Sunday, October 6, 2013

The People Person Profession

The Chicago Bears mascot, Staley da bear and I on my first
day interning at Shriners Hospital for Children in Chicago.
Kate Schroeder

This past summer, I received some hands on Public Relations experience at Shriners Hospital for Children in Chicago. Shriners Hospital for Children is a network of 22 non-profit hospitals serving children with orthopedic conditions, burns, and cleft lip and palate. I was one of two people working in the Public Relations department this summer, so I communicated daily with hospital staff, as well as patients and their families. There was level of trust and unity between the Public Relations department and the hospital I had never experienced before as a budding PR professional. I had full access to patients, families and medical professionals in order to share their stories in order to promote Shriners to a larger audience.

However with all of that freedom came immense responsibility. I was scared out of my pants writing my first press release. This was due because of the delicate nature of writing on behalf of a hospital with strict guidelines for privacy and accuracy, such as the Health Information Privacy Act (HIPA) . This was especially true because of the hospitals non-profit status. Everything I wrote was a reflection of the hospital, and if I reflected it poorly, it could mean one less child could receive care.

When reading “PR Ethics and Reputation” and “Follow the Leader: Ethics and Responsibility” for class, it really got me thinking how vital a professional and ethical Public Relations department is to maintaining a healthy company, especially when it comes to non-profit PR. After making this connection through these articles, I did not have to stretch my imagination to picture myself in a real life case study of ethics. Imagine if I had used false information for an article for our hospital magazine about a new treatment for children with cerebral palsy (CP). Not only would the hospitals loose credibility and funding, but it could cause harm to the patients and families of patients with CP.

Actually, part of my job this summer was to communicate an internal decision made by the board of directors. Due to the poor economy, Shriners Hospitals for Children started accepting insurance, but still gave care regardless of the patients' ability to pay.
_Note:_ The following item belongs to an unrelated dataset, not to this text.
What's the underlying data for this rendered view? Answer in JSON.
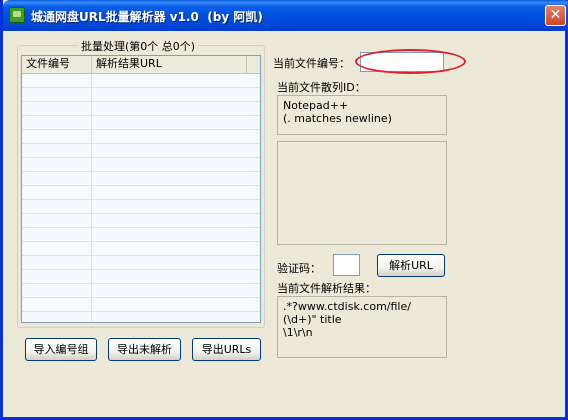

Some of our audience was ill-informed about the policy change and still promoted Shriners' care as free for everyone who applied. Like discussed in the “Follow the Leader: Ethics and Responsibility," my job was to “communicate the message and explain the culture – both internally and externally.”

This meant that it was my job to promote and explain to our audience of the policy change. Before the message of free care for all patients was an easy way to promote the hospital. It would seem like the easy way out to just not inform our audience of the change and wait for them to find out once they visited the hospital. Patients come to Shriners from all over the country. However, if the care is not free for insurance holders, then it becomes expensive to justify traveling from Indiana to Chicago to receive treatment frequently.

However, we could not have patients and their families be unaware of this change. The Public Relations department was in charge of facilitating the communication of this message. When I came on board one of my jobs was to research online to find blogs and websites that mentioned the hospital. From there, I made a list of these sites and mentioned which ones did not have or were unaware of the updated policy. Without this dedication of the organization spreading a truthful and accurate message, the credibility of the hospital as a whole would be tarnished. Public relations people may sometimes have a bad reputation for always trying to make their company look good at the cost of truthfulness and minimizing harm. However, they are the ones behind the scenes working hard serving the public interest as an independent voice of an organization.

No comments:

Post a Comment